About this exercise:
Print out all the records, word for word.

===== Records for this exercise =====

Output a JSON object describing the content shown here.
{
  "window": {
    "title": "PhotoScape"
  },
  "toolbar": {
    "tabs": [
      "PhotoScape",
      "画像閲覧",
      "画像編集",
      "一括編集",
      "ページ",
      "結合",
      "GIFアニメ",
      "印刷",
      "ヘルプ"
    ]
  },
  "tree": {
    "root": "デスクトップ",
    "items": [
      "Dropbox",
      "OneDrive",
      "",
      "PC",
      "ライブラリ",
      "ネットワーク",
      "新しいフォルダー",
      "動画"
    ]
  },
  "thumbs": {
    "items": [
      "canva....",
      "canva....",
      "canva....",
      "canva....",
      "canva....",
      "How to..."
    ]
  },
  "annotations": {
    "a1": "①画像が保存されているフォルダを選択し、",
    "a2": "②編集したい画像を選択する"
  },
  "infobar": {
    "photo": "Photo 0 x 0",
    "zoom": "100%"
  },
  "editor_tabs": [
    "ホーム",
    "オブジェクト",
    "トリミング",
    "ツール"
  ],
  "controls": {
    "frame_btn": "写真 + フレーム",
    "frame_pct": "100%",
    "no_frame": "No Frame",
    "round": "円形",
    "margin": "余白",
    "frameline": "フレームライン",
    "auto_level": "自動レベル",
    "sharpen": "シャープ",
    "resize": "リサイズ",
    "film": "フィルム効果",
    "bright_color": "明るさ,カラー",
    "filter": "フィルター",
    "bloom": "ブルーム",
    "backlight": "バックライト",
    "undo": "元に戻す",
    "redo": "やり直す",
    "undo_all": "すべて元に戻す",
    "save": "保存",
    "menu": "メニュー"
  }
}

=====

Written solution:
Output a JSON object describing the content shown here.
{
  "window": {
    "title": "PhotoScape"
  },
  "toolbar": {
    "tabs": [
      "PhotoScape",
      "画像閲覧",
      "画像編集",
      "一括編集",
      "ページ",
      "結合",
      "GIFアニメ",
      "印刷",
      "ヘルプ"
    ]
  },
  "tree": {
    "root": "デスクトップ",
    "items": [
      "Dropbox",
      "OneDrive",
      "",
      "PC",
      "ライブラリ",
      "ネットワーク",
      "新しいフォルダー",
      "動画"
    ]
  },
  "thumbs": {
    "items": [
      "canva....",
      "canva....",
      "canva....",
      "canva....",
      "canva....",
      "How to..."
    ]
  },
  "annotations": {
    "a1": "①画像が保存されているフォルダを選択し、",
    "a2": "②編集したい画像を選択する"
  },
  "infobar": {
    "photo": "Photo 0 x 0",
    "zoom": "100%"
  },
  "editor_tabs": [
    "ホーム",
    "オブジェクト",
    "トリミング",
    "ツール"
  ],
  "controls": {
    "frame_btn": "写真 + フレーム",
    "frame_pct": "100%",
    "no_frame": "No Frame",
    "round": "円形",
    "margin": "余白",
    "frameline": "フレームライン",
    "auto_level": "自動レベル",
    "sharpen": "シャープ",
    "resize": "リサイズ",
    "film": "フィルム効果",
    "bright_color": "明るさ,カラー",
    "filter": "フィルター",
    "bloom": "ブルーム",
    "backlight": "バックライト",
    "undo": "元に戻す",
    "redo": "やり直す",
    "undo_all": "すべて元に戻す",
    "save": "保存",
    "menu": "メニュー"
  }
}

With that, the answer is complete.